The condominium corporation initially took no action and referred the matter to its next board meeting the following month. They also advised Ms. Dyke to stop complaining to the neighbour but rather to direct any communications to the property manager. She did just that and numerous reports were made of excessive noise, comparable to the constant banging of a hammer. She continued to complain to the property manager but no steps were taken by the corporation or the property manager to rectify the situation. In fact, they never even sent a letter to the noisy neighbour requesting that the noise cease. Eventually, Ms. Dyke put the corporation on notice that if they did not take some action to enforce the corporation’s own rules prohibiting such noise nuisance, she would hold them legally responsible.
Rather than address the situation, the corporation advised Ms. Dyke that they “had been unable to independently verify the intensity of the disturbing noise”, completely ignoring the numerous past complaints, the 2007 noise expert report, and the fact that the security guard apparently had identified the source of the noise. To make matters worse, it appears that the corporation then started a campaign of harassment against Ms. Dyke (including unfounded allegations that Ms. Dyke’s two dogs were disturbing neighbours), yet doing nothing to address the fact that the noisy neighbour was using her residential unit as a professional dance studio.
As things worsened, Ms. Dyke could not work or make proper use of her unit and started to suffer ill health effects from the noise and stress of having to live with the constant noise of a dance studio above her. Eventually, the noise and its detrimental health effects became such that Ms. Dyke had no choice but to move out of her condominium in December 2011.
Ms. Dyke turned to the courts to obtain an order enjoining the corporation to enforce its own rules against such noise nuisance. She brought an application under Section 135 of the Condominium Act, which creates an oppression remedy where conduct of a condominium corporation is oppressive or unfairly prejudicial or unfairly disregards the interests of the applicant. She also sought compensation for the financial losses she incurred when she was forced to move out and find alternative accommodations.
The court concluded that the corporation acted in a way which unfairly disregarded the interests of Ms. Dyke when it failed to take the adequate steps to enforce its own rules against such noise nuisance. The harassment campaign against Ms. Dyke also added to the corporation’s unfairly prejudicial conduct.
The court ordered the condominium corporation to reimburse the expenses incurred by Ms. Dyke to find alternative accommodations, such as rent, hydro, utilities, furniture and movers.
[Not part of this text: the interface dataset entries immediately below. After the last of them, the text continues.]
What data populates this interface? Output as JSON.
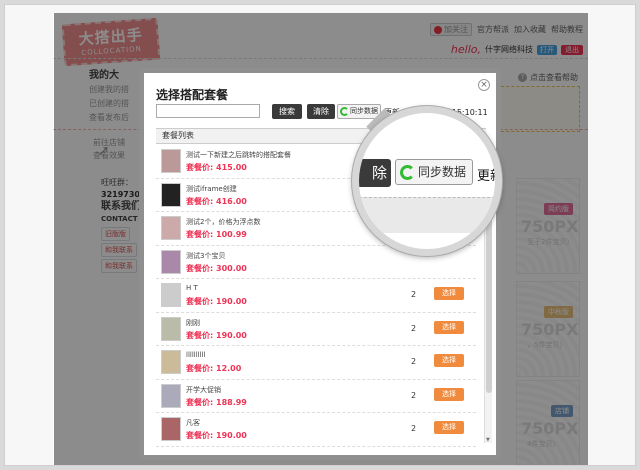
{
  "header": {
    "logo_main": "大搭出手",
    "logo_sub": "COLLOCATION",
    "follow_label": "加关注",
    "links": [
      "官方帮派",
      "加入收藏",
      "帮助教程"
    ],
    "hello": "hello,",
    "user_name": "什字网络科技",
    "user_badge": "打开",
    "logout": "退出",
    "help": "点击查看帮助"
  },
  "left": {
    "title": "我的大",
    "lines": [
      "创建我的搭",
      "已创建的搭",
      "查看发布后"
    ],
    "store_lines": [
      "前往店铺",
      "查看效果"
    ],
    "wangwang": "旺旺群：",
    "qq": "321973023",
    "contact_title": "联系我们",
    "contact_en": "CONTACT",
    "btn1": "旧版版",
    "btn2": "和我联系",
    "btn3": "和我联系"
  },
  "promos": [
    {
      "label": "简约版",
      "px": "750PX",
      "sub": "至于2件宝贝）",
      "color": "#e06e9a"
    },
    {
      "label": "中秋版",
      "px": "750PX",
      "sub": "，5件宝贝）",
      "color": "#e9c07a"
    },
    {
      "label": "店铺",
      "px": "750PX",
      "sub": "4件宝贝）",
      "color": "#7aa0c9"
    }
  ],
  "modal": {
    "title": "选择搭配套餐",
    "search_placeholder": "",
    "search_btn": "搜索",
    "clear_btn": "清除",
    "sync_btn": "同步数据",
    "update_text": "更新:2011-10-18 15:10:11",
    "list_header": "套餐列表",
    "price_label": "套餐价:",
    "select_label": "选择",
    "rows": [
      {
        "name": "测试一下新建之后跳转的搭配套餐",
        "price": "415.00",
        "count": "",
        "thumb": "#b99"
      },
      {
        "name": "测试iframe创建",
        "price": "416.00",
        "count": "",
        "thumb": "#222"
      },
      {
        "name": "测试2个，价格为浮点数",
        "price": "100.99",
        "count": "",
        "thumb": "#caa"
      },
      {
        "name": "测试3个宝贝",
        "price": "300.00",
        "count": "",
        "thumb": "#a8a"
      },
      {
        "name": "H T",
        "price": "190.00",
        "count": "2",
        "thumb": "#ccc"
      },
      {
        "name": "刚刚",
        "price": "190.00",
        "count": "2",
        "thumb": "#bba"
      },
      {
        "name": "llllllllll",
        "price": "12.00",
        "count": "2",
        "thumb": "#cb9"
      },
      {
        "name": "开学大促销",
        "price": "188.99",
        "count": "2",
        "thumb": "#aab"
      },
      {
        "name": "凡客",
        "price": "190.00",
        "count": "2",
        "thumb": "#a66"
      }
    ]
  },
  "magnifier": {
    "del_text": "除",
    "sync_text": "同步数据",
    "update_text": "更新:2"
  }
}
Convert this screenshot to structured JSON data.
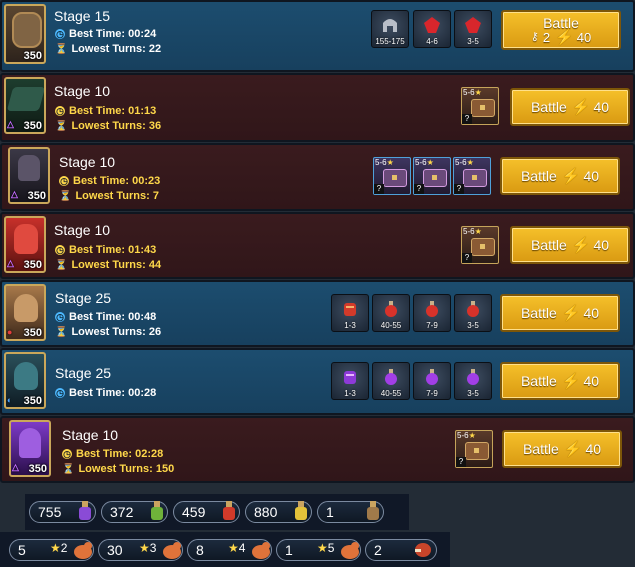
{
  "colors": {
    "accent_gold": "#f5c02a",
    "energy": "#ffeb3b",
    "blue_row": "#1c4d6f",
    "dark_row": "#3a1b1e"
  },
  "stages": [
    {
      "title": "Stage 15",
      "level": "350",
      "best_time_label": "Best Time: 00:24",
      "turns_label": "Lowest Turns: 22",
      "drops": [
        {
          "icon": "helmet-icon",
          "range": "155-175"
        },
        {
          "icon": "red-gem-icon",
          "range": "4-6"
        },
        {
          "icon": "red-gem-icon",
          "range": "3-5"
        }
      ],
      "button": {
        "label": "Battle",
        "keys": "2",
        "energy": "40"
      }
    },
    {
      "title": "Stage 10",
      "level": "350",
      "affinity": "△",
      "best_time_label": "Best Time: 01:13",
      "turns_label": "Lowest Turns: 36",
      "chests": [
        {
          "range": "5-6",
          "star": "★",
          "q": "?"
        }
      ],
      "button": {
        "label": "Battle",
        "energy": "40"
      }
    },
    {
      "title": "Stage 10",
      "level": "350",
      "affinity": "△",
      "best_time_label": "Best Time: 00:23",
      "turns_label": "Lowest Turns: 7",
      "chests": [
        {
          "range": "5-6",
          "star": "★",
          "q": "?"
        },
        {
          "range": "5-6",
          "star": "★",
          "q": "?"
        },
        {
          "range": "5-6",
          "star": "★",
          "q": "?"
        }
      ],
      "button": {
        "label": "Battle",
        "energy": "40"
      }
    },
    {
      "title": "Stage 10",
      "level": "350",
      "affinity": "△",
      "best_time_label": "Best Time: 01:43",
      "turns_label": "Lowest Turns: 44",
      "chests": [
        {
          "range": "5-6",
          "star": "★",
          "q": "?"
        }
      ],
      "button": {
        "label": "Battle",
        "energy": "40"
      }
    },
    {
      "title": "Stage 25",
      "level": "350",
      "best_time_label": "Best Time: 00:48",
      "turns_label": "Lowest Turns: 26",
      "drops": [
        {
          "icon": "red-scroll-icon",
          "range": "1-3"
        },
        {
          "icon": "red-potion-icon",
          "range": "40-55"
        },
        {
          "icon": "red-potion-icon",
          "range": "7-9"
        },
        {
          "icon": "red-potion-icon",
          "range": "3-5"
        }
      ],
      "button": {
        "label": "Battle",
        "energy": "40"
      }
    },
    {
      "title": "Stage 25",
      "level": "350",
      "best_time_label": "Best Time: 00:28",
      "drops": [
        {
          "icon": "purple-scroll-icon",
          "range": "1-3"
        },
        {
          "icon": "purple-potion-icon",
          "range": "40-55"
        },
        {
          "icon": "purple-potion-icon",
          "range": "7-9"
        },
        {
          "icon": "purple-potion-icon",
          "range": "3-5"
        }
      ],
      "button": {
        "label": "Battle",
        "energy": "40"
      }
    },
    {
      "title": "Stage 10",
      "level": "350",
      "affinity": "△",
      "best_time_label": "Best Time: 02:28",
      "turns_label": "Lowest Turns: 150",
      "chests": [
        {
          "range": "5-6",
          "star": "★",
          "q": "?"
        }
      ],
      "button": {
        "label": "Battle",
        "energy": "40"
      }
    }
  ],
  "inventory_potions": [
    {
      "value": "755",
      "icon": "purple-potion-icon"
    },
    {
      "value": "372",
      "icon": "green-potion-icon"
    },
    {
      "value": "459",
      "icon": "red-potion-icon"
    },
    {
      "value": "880",
      "icon": "yellow-potion-icon"
    },
    {
      "value": "1",
      "icon": "brown-potion-icon"
    }
  ],
  "inventory_chickens": [
    {
      "value": "5",
      "stars": "2"
    },
    {
      "value": "30",
      "stars": "3"
    },
    {
      "value": "8",
      "stars": "4"
    },
    {
      "value": "1",
      "stars": "5"
    },
    {
      "value": "2",
      "icon": "meat-icon"
    }
  ]
}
These expenses exceeded $40,000. The corporation was also ordered to pay nearly $20,000 in legal fees.
Unfortunately for the corporation, the matter does not end there. The judge deferred to another hearing the issue of whether further damages should be paid to Ms. Dyke to compensate her for her pain and suffering, mental anguish and distress, loss of income and loss of comfort and quiet enjoyment of her unit.
Because of the corporation’s failure to enforce the rules, all of the owners will be paying for these damages and costs as part of their common expenses. The unit owner and tenant of the unit where the noise originated appear to have escaped any financial consequences. Had the corporation properly enforced the rules, they may have been able to claim their enforcement costs from the owner of the unit from where the noise originated.
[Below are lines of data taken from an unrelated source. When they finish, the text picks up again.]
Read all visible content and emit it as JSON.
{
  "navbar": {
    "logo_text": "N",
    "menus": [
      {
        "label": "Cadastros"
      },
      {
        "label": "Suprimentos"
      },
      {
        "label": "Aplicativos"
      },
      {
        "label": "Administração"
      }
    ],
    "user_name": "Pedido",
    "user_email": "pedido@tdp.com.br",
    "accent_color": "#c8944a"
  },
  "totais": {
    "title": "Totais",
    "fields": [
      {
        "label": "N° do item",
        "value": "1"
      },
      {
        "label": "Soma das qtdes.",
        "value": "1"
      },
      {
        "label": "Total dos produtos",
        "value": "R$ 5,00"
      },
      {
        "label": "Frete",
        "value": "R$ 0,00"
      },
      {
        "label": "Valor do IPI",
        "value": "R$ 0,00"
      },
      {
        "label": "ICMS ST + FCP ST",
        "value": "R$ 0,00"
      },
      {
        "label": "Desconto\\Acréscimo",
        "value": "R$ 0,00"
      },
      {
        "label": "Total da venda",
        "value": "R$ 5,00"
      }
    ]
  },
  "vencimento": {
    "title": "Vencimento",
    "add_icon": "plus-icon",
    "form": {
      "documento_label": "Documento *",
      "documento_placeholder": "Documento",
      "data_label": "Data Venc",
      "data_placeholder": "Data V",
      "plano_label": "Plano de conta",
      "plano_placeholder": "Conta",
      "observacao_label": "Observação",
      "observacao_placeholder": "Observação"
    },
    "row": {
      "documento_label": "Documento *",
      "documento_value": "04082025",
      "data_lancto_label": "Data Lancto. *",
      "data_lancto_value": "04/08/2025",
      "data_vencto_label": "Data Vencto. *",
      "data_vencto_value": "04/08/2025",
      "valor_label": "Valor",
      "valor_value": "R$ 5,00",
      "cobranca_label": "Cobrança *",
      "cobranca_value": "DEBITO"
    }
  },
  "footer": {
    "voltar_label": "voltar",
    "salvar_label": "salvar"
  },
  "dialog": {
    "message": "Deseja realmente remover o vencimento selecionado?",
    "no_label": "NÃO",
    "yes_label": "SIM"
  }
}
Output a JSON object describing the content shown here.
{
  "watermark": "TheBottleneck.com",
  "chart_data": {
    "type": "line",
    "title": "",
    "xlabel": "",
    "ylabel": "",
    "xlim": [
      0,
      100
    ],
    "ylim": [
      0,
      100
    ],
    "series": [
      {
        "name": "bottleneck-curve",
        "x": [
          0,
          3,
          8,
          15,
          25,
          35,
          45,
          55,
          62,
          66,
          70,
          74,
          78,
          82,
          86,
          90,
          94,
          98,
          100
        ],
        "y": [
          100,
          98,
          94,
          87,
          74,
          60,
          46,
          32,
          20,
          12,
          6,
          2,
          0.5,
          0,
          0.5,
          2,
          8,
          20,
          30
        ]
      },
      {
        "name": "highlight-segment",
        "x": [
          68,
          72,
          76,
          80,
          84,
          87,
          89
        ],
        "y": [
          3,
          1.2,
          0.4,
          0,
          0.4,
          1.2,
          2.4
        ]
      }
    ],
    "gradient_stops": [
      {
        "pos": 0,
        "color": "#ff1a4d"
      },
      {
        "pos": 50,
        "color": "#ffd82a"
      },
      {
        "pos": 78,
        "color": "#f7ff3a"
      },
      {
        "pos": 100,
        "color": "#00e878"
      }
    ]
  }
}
While some noise and disruption is to be expected when living in a high rises or in close quarters, condominium corporations have a duty to enforce their rules in a balanced way to ensure that all occupants can enjoy their respective units. Condominium corporations and property managers must take all reasonable steps to ensure that their rules are complied with. At the very least, in this case, they should have immediately notified the noisy tenant (and the owner of that unit) to take immediate steps to prevent noise from unreasonably disturbing the comfort or quiet enjoyment of the neighbours.
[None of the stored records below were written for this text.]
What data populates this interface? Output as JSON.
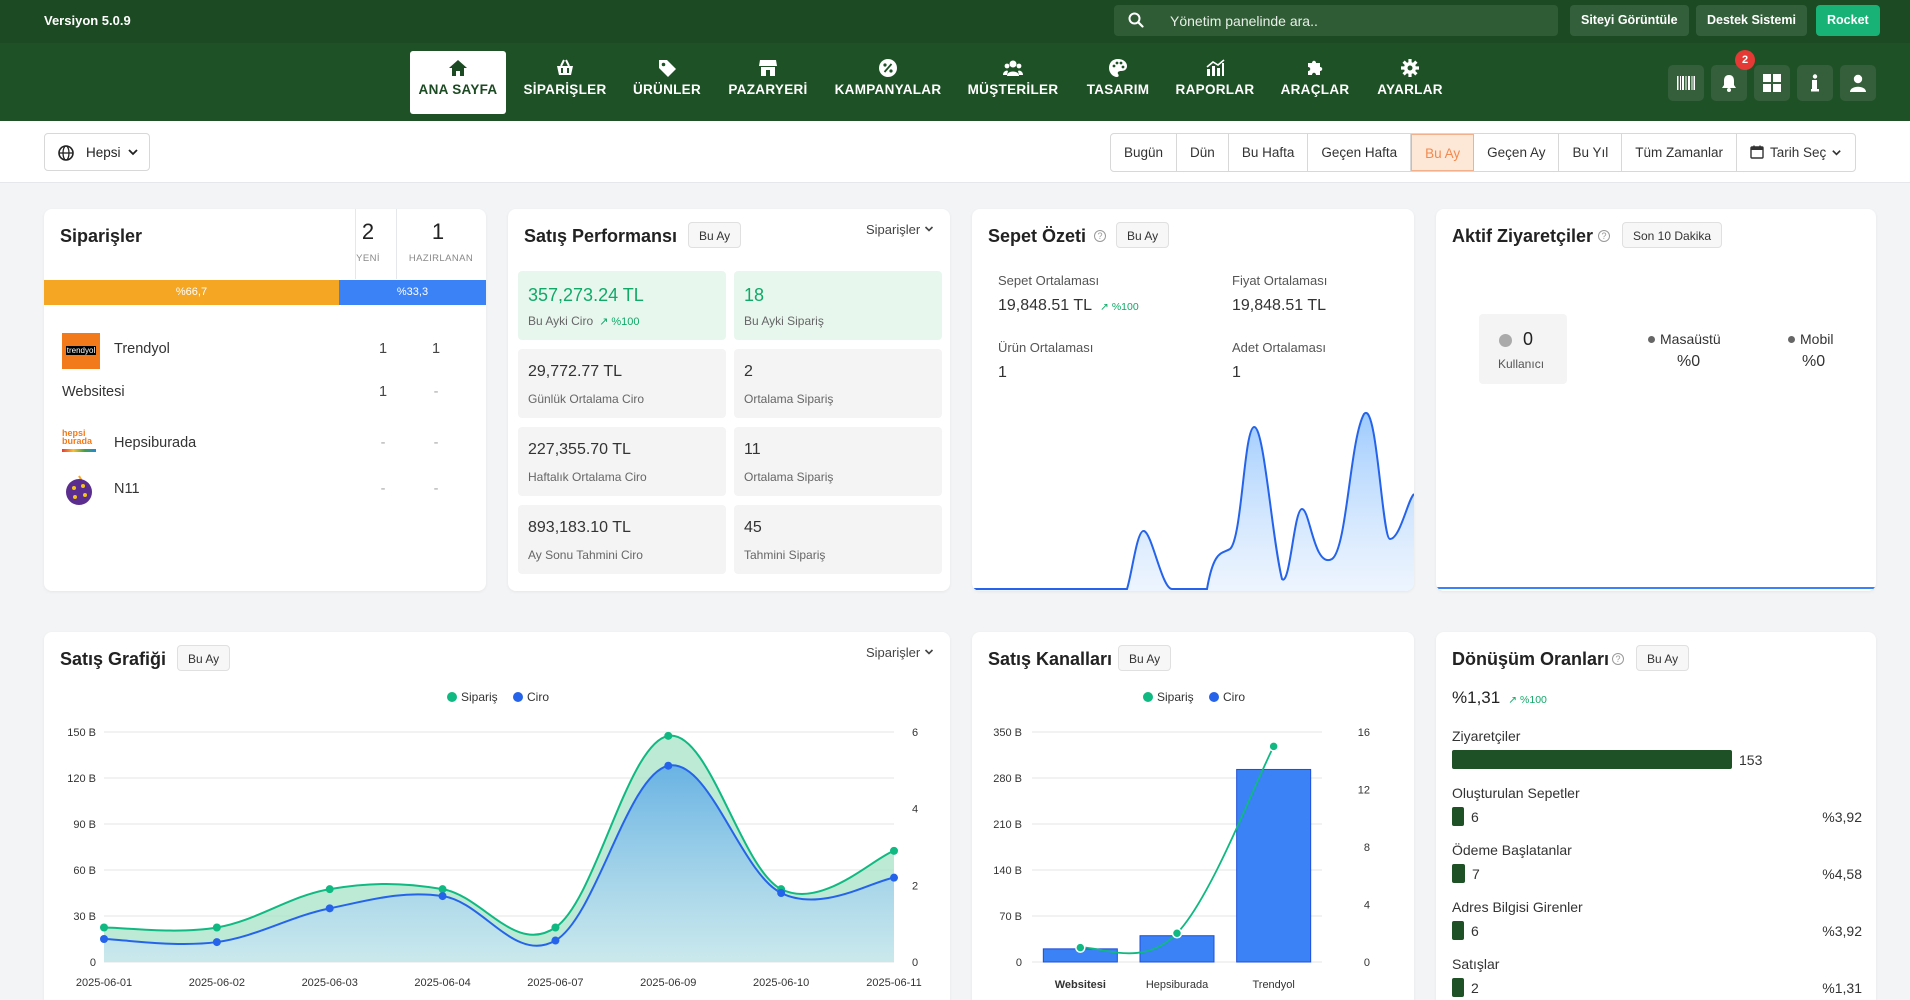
{
  "top": {
    "version": "Versiyon 5.0.9",
    "search_placeholder": "Yönetim panelinde ara..",
    "buttons": [
      "Siteyi Görüntüle",
      "Destek Sistemi",
      "Rocket"
    ]
  },
  "nav": {
    "items": [
      {
        "label": "ANA SAYFA",
        "icon": "home-icon",
        "active": true
      },
      {
        "label": "SİPARİŞLER",
        "icon": "basket-icon"
      },
      {
        "label": "ÜRÜNLER",
        "icon": "tag-icon"
      },
      {
        "label": "PAZARYERİ",
        "icon": "store-icon"
      },
      {
        "label": "KAMPANYALAR",
        "icon": "percent-icon"
      },
      {
        "label": "MÜŞTERİLER",
        "icon": "users-icon"
      },
      {
        "label": "TASARIM",
        "icon": "palette-icon"
      },
      {
        "label": "RAPORLAR",
        "icon": "chart-icon"
      },
      {
        "label": "ARAÇLAR",
        "icon": "puzzle-icon"
      },
      {
        "label": "AYARLAR",
        "icon": "gear-icon"
      }
    ],
    "notification_count": "2"
  },
  "filters": {
    "scope": "Hepsi",
    "ranges": [
      "Bugün",
      "Dün",
      "Bu Hafta",
      "Geçen Hafta",
      "Bu Ay",
      "Geçen Ay",
      "Bu Yıl",
      "Tüm Zamanlar",
      "Tarih Seç"
    ],
    "active_range": "Bu Ay"
  },
  "orders": {
    "title": "Siparişler",
    "new_count": "2",
    "new_label": "YENİ",
    "prep_count": "1",
    "prep_label": "HAZIRLANAN",
    "bar_left_label": "%66,7",
    "bar_left_pct": 66.7,
    "bar_right_label": "%33,3",
    "channels": [
      {
        "name": "Trendyol",
        "v1": "1",
        "v2": "1",
        "logo_text": "trendyol"
      },
      {
        "name": "Websitesi",
        "v1": "1",
        "v2": "-"
      },
      {
        "name": "Hepsiburada",
        "v1": "-",
        "v2": "-",
        "logo_text": "hepsi burada"
      },
      {
        "name": "N11",
        "v1": "-",
        "v2": "-"
      }
    ]
  },
  "sales_perf": {
    "title": "Satış Performansı",
    "badge": "Bu Ay",
    "dropdown": "Siparişler",
    "tiles": [
      {
        "value": "357,273.24 TL",
        "label": "Bu Ayki Ciro",
        "change": "%100"
      },
      {
        "value": "18",
        "label": "Bu Ayki Sipariş"
      },
      {
        "value": "29,772.77 TL",
        "label": "Günlük Ortalama Ciro"
      },
      {
        "value": "2",
        "label": "Ortalama Sipariş"
      },
      {
        "value": "227,355.70 TL",
        "label": "Haftalık Ortalama Ciro"
      },
      {
        "value": "11",
        "label": "Ortalama Sipariş"
      },
      {
        "value": "893,183.10 TL",
        "label": "Ay Sonu Tahmini Ciro"
      },
      {
        "value": "45",
        "label": "Tahmini Sipariş"
      }
    ]
  },
  "basket": {
    "title": "Sepet Özeti",
    "badge": "Bu Ay",
    "stats": [
      {
        "label": "Sepet Ortalaması",
        "value": "19,848.51 TL",
        "change": "%100"
      },
      {
        "label": "Fiyat Ortalaması",
        "value": "19,848.51 TL"
      },
      {
        "label": "Ürün Ortalaması",
        "value": "1"
      },
      {
        "label": "Adet Ortalaması",
        "value": "1"
      }
    ]
  },
  "visitors": {
    "title": "Aktif Ziyaretçiler",
    "badge": "Son 10 Dakika",
    "users": "0",
    "users_label": "Kullanıcı",
    "desktop_label": "Masaüstü",
    "desktop_value": "%0",
    "mobile_label": "Mobil",
    "mobile_value": "%0"
  },
  "sales_graph": {
    "title": "Satış Grafiği",
    "badge": "Bu Ay",
    "dropdown": "Siparişler"
  },
  "sales_channels": {
    "title": "Satış Kanalları",
    "badge": "Bu Ay"
  },
  "conversion": {
    "title": "Dönüşüm Oranları",
    "badge": "Bu Ay",
    "rate": "%1,31",
    "change": "%100",
    "rows": [
      {
        "label": "Ziyaretçiler",
        "value": "153",
        "pct": "",
        "frac": 1.0
      },
      {
        "label": "Oluşturulan Sepetler",
        "value": "6",
        "pct": "%3,92",
        "frac": 0.0392
      },
      {
        "label": "Ödeme Başlatanlar",
        "value": "7",
        "pct": "%4,58",
        "frac": 0.0458
      },
      {
        "label": "Adres Bilgisi Girenler",
        "value": "6",
        "pct": "%3,92",
        "frac": 0.0392
      },
      {
        "label": "Satışlar",
        "value": "2",
        "pct": "%1,31",
        "frac": 0.0131
      }
    ]
  },
  "colors": {
    "brand": "#1c4a22",
    "accent": "#18b277",
    "orange": "#f5a623",
    "blue": "#3b82f6"
  },
  "chart_data": [
    {
      "type": "line",
      "x": [
        "2025-06-01",
        "2025-06-02",
        "2025-06-03",
        "2025-06-04",
        "2025-06-07",
        "2025-06-09",
        "2025-06-10",
        "2025-06-11"
      ],
      "series": [
        {
          "name": "Sipariş",
          "axis": "right",
          "values": [
            0.9,
            0.9,
            1.9,
            1.9,
            0.9,
            5.9,
            1.9,
            2.9
          ]
        },
        {
          "name": "Ciro",
          "axis": "left",
          "values": [
            15,
            13,
            35,
            43,
            14,
            128,
            45,
            55
          ]
        }
      ],
      "ylim_left": [
        0,
        150
      ],
      "yticks_left": [
        "0",
        "30 B",
        "60 B",
        "90 B",
        "120 B",
        "150 B"
      ],
      "ylim_right": [
        0,
        6
      ],
      "yticks_right": [
        "0",
        "2",
        "4",
        "6"
      ]
    },
    {
      "type": "bar",
      "categories": [
        "Websitesi",
        "Hepsiburada",
        "Trendyol"
      ],
      "series": [
        {
          "name": "Ciro",
          "axis": "left",
          "values": [
            20,
            40,
            293
          ]
        },
        {
          "name": "Sipariş",
          "axis": "right",
          "values": [
            1,
            2,
            15
          ]
        }
      ],
      "ylim_left": [
        0,
        350
      ],
      "yticks_left": [
        "0",
        "70 B",
        "140 B",
        "210 B",
        "280 B",
        "350 B"
      ],
      "ylim_right": [
        0,
        16
      ],
      "yticks_right": [
        "0",
        "4",
        "8",
        "12",
        "16"
      ]
    }
  ]
}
In my next post on this topic, I will give practical advice on how to best address noise complaints.
(This article was first published by the author on February 20, 2013)